19. What is the difference between the high school graduation rate and dropout rate? Georgia calculates graduation rate as the number of students who graduate in four years with a regular high school diploma, or an alternate diploma divided by the number of students who form the cohort for that graduating class. For a more detailed explanation of adjusted cohort graduation rate, please visit ESSA Graduation Rate Guidance at https://www2.ed.gov/policy/elsec/leg/essa/essagradrateguidance.pdf. The dropout rate calculation is the number of students with a withdrawal code corresponding to dropout, divided by the number of students who attended the school. For a more detailed explanation of the dropout rate, please visit The Governor’s Office of Student Achievement, at https://gosa.georgia.gov/dropout-rate-explained.

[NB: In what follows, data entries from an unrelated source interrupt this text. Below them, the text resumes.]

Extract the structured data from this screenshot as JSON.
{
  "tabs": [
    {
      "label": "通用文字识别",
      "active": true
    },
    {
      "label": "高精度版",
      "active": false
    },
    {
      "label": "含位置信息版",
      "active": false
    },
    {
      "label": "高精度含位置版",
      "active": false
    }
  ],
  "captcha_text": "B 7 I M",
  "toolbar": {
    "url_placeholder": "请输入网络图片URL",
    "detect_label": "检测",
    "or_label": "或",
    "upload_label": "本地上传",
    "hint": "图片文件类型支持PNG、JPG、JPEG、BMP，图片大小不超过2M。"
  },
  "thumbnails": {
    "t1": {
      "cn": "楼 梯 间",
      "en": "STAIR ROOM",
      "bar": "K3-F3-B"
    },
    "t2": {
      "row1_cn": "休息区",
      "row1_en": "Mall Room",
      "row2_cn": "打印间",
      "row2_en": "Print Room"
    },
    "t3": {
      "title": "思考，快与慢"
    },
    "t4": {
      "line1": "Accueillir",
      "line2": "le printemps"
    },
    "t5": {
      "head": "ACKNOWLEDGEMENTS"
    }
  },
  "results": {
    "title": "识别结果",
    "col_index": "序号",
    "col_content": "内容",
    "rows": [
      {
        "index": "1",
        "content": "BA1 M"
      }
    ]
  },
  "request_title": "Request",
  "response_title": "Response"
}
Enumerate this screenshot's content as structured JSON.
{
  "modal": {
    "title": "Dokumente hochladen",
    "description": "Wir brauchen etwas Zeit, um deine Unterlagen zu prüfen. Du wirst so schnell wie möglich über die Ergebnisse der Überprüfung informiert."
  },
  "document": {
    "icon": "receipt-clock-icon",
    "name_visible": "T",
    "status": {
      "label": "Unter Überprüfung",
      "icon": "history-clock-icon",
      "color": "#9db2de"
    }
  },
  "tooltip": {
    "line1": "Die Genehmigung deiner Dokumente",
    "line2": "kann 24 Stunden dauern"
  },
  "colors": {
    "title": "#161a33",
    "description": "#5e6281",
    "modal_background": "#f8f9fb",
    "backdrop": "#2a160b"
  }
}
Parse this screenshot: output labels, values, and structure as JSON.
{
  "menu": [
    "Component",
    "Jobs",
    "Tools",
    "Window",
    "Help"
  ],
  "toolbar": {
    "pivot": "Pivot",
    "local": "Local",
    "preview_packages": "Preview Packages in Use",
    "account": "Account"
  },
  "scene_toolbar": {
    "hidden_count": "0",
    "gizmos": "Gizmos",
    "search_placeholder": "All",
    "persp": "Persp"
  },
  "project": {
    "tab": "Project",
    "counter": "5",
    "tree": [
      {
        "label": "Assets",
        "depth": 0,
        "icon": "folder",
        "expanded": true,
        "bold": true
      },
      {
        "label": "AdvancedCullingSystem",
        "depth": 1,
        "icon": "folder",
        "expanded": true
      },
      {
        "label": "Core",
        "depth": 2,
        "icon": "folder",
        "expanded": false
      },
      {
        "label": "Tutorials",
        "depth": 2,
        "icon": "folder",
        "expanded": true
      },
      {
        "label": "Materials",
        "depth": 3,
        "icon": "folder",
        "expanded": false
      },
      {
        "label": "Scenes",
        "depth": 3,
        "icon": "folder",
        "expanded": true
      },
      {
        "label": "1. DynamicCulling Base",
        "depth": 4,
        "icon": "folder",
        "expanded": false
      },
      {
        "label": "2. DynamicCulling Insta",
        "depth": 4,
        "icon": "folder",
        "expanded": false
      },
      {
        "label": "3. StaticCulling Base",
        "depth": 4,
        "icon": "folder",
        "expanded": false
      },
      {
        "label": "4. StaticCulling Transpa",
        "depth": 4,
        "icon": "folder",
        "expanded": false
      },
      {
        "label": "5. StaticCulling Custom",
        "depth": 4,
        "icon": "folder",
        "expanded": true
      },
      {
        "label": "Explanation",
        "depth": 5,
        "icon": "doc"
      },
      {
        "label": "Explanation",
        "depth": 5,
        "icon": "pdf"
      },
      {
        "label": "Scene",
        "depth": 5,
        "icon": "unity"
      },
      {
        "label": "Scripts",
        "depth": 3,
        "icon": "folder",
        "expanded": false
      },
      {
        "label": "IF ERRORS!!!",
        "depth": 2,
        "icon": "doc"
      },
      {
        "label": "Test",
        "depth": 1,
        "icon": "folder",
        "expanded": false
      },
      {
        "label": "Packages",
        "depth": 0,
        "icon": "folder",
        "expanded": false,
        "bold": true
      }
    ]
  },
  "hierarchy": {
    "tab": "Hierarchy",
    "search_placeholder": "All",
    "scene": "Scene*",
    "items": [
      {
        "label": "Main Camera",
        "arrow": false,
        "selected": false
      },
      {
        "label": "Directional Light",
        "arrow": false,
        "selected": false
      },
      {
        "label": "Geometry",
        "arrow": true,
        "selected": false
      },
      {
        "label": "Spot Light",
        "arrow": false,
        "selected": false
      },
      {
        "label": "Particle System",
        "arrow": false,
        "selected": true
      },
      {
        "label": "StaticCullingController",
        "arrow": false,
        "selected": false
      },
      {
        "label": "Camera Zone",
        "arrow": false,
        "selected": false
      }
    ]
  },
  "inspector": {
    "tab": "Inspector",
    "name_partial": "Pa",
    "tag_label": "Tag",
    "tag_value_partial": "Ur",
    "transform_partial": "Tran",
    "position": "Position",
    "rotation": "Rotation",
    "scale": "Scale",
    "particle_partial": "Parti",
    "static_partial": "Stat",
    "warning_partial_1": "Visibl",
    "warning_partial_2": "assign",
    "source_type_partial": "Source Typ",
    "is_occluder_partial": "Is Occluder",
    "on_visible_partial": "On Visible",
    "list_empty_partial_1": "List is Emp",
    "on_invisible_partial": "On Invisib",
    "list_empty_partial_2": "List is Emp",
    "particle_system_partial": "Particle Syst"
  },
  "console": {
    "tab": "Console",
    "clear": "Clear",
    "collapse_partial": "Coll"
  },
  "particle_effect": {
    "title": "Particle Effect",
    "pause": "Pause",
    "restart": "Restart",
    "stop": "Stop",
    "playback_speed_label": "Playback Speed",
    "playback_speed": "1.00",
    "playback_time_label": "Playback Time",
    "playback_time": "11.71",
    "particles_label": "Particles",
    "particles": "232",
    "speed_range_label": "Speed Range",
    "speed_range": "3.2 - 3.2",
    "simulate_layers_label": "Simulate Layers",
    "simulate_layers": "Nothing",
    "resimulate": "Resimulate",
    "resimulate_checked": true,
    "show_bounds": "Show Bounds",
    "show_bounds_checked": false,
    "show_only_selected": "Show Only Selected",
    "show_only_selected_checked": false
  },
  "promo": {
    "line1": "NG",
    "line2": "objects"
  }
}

20. Why is a paycheck important for GPP students? GPP students come from low-income situations and are often forced to drop out of school to help support their families financially. GPP allows students to stay in school AND earn a paycheck. A paycheck provides an incentive to be present and successful. If a student doesn't go to school, they cannot go to work that day, therefore losing income. If a student drops out of high school, they lose their GPP jobs. These rules teach students that what they do at school affects what they can achieve at work and give them incentives to remain in school and graduate.
21. Do students get academic credit for participation in GPP? GPP is an initiative of the Georgia Department of Education under the CTAE umbrella and is an extension of the school day. Thus, GPP students may receive academic credit through a Work-based Learning course code that begins with 35.7. GPP students also receive the same FTE funding as other students enrolled in Work-based Learning. Work-based Learning coordinators across the state should have this information. If not, contact GPP for the details.
22. What makes GPP different from other Work-based Learning programs already in most school systems? GPP isn't different from other Work-based Learning programs because GPP IS a Work-based Learning program and part of GaDOE's CTAE Department. However, the type of student that GPP targets is different from traditional Work-based Learning programs. Our students are at-risk of not graduating and don’t typically qualify for traditional Work-based Learning or other internship programs.
23. What is the “Promise” of Great Promise Partnership? If students “finish the drill” and stay in school through their graduation, then we promise there will be opportunities for them to participate in the economic future of Georgia. We also believe all students show promise for success when given encouragement